Thousands of sites, including NHS services and the ICO, hijacked by rogue code.
Thousands of websites, including those belonging to NHS services, the Student Loans Company and several English councils, have been infected by a cryptocurrency mining malware that forces visitors’ computers to mine cryptocurrency while using the site. The website of the UK’s data protection watchdog, the Information Commissioner’s Office, was taken down on Sunday to deal with the issue after it was reportedly infected by the malware.
The cryptojacking script was inserted into website codes through BrowseAloud, a popular plugin that helps blind and partially-sighted people access the web. More than 5,000 websites including Texthelp have been flooded by the mining malware. Software known as Coinhive, which quietly uses the processing power of a user’s device to mine open source cryptocurrency Monero, appears to have been injected into the compromised BrowseAloud plugin.

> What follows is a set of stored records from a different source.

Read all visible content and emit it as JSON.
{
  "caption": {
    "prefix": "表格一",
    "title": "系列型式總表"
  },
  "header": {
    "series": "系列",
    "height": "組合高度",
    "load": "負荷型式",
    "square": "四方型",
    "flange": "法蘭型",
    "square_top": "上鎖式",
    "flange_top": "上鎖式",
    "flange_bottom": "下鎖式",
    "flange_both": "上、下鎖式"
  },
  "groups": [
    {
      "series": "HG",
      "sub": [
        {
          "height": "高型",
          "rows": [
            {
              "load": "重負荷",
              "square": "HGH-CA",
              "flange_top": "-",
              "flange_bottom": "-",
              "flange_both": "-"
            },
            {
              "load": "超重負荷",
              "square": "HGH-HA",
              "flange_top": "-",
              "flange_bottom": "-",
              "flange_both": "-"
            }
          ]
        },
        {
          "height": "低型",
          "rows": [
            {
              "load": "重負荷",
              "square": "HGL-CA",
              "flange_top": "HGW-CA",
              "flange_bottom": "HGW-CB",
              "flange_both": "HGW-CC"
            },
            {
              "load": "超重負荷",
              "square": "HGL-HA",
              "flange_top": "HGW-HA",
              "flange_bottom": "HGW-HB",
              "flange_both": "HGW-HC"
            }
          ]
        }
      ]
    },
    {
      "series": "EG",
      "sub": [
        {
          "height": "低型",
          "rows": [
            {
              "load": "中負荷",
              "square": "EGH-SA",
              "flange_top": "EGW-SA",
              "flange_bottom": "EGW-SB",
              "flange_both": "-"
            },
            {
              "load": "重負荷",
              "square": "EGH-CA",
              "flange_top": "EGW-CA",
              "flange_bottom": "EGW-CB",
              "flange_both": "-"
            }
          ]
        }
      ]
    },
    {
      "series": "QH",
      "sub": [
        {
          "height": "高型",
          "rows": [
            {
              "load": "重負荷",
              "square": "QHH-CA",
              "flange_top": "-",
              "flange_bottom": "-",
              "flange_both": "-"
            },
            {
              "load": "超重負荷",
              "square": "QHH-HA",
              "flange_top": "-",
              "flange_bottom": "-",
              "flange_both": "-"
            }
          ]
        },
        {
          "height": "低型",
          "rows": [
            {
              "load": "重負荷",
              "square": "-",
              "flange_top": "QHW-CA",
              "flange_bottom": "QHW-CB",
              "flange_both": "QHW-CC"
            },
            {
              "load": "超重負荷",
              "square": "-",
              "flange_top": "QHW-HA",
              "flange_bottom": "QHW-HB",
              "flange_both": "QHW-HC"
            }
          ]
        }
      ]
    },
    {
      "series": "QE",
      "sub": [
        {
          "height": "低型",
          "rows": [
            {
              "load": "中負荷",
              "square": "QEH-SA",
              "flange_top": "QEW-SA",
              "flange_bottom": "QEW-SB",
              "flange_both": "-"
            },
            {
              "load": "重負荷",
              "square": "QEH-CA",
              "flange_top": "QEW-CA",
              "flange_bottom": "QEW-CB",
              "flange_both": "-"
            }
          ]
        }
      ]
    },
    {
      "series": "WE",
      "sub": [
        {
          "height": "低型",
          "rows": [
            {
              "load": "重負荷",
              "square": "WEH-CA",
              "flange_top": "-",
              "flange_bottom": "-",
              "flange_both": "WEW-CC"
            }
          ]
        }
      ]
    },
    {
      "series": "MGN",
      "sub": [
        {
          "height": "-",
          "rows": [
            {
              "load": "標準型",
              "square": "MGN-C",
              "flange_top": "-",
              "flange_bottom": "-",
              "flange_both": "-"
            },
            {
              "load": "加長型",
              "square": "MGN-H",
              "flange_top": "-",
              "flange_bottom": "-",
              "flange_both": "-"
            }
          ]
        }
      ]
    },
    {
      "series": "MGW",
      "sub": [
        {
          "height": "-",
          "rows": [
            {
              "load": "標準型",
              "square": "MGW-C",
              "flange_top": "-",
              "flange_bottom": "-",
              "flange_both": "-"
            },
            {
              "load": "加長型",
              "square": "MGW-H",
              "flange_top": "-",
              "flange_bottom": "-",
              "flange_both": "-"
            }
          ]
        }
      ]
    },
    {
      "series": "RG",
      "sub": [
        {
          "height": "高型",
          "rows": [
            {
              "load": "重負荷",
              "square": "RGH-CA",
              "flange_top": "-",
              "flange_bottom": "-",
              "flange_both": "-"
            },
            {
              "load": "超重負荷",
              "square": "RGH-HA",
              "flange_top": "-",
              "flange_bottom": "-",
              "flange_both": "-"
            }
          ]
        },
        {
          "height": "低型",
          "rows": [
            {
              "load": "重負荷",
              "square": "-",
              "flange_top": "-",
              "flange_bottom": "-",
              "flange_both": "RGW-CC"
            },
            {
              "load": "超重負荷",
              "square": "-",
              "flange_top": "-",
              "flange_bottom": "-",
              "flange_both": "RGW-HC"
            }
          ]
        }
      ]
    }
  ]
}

The National Cyber Security Centre confirmed the issue was being investigated, adding there was nothing to suggest members of the public were at risk after the malware attack. A spokesperson for the National Cyber Security Centre said: “NCSC technical experts are examining data involving incidents of mining malware being used to illegally mine cryptocurrency. The affected services have been taken offline, largely mitigating the issue. Government websites will continue to operate securely.”
Scott Helme, an IT security consultant, raised the alarm about the malware after he received a message from a friend whose antivirus software had detected an issue after visiting a UK government website. “This type of attack isn’t new – but this is the biggest I’ve seen. A single company being hacked has meant thousands of sites impacted across the UK, Ireland and the United States. Someone just messaged me to say their local government website in Australia is using the software as well.” Helme told Sky News.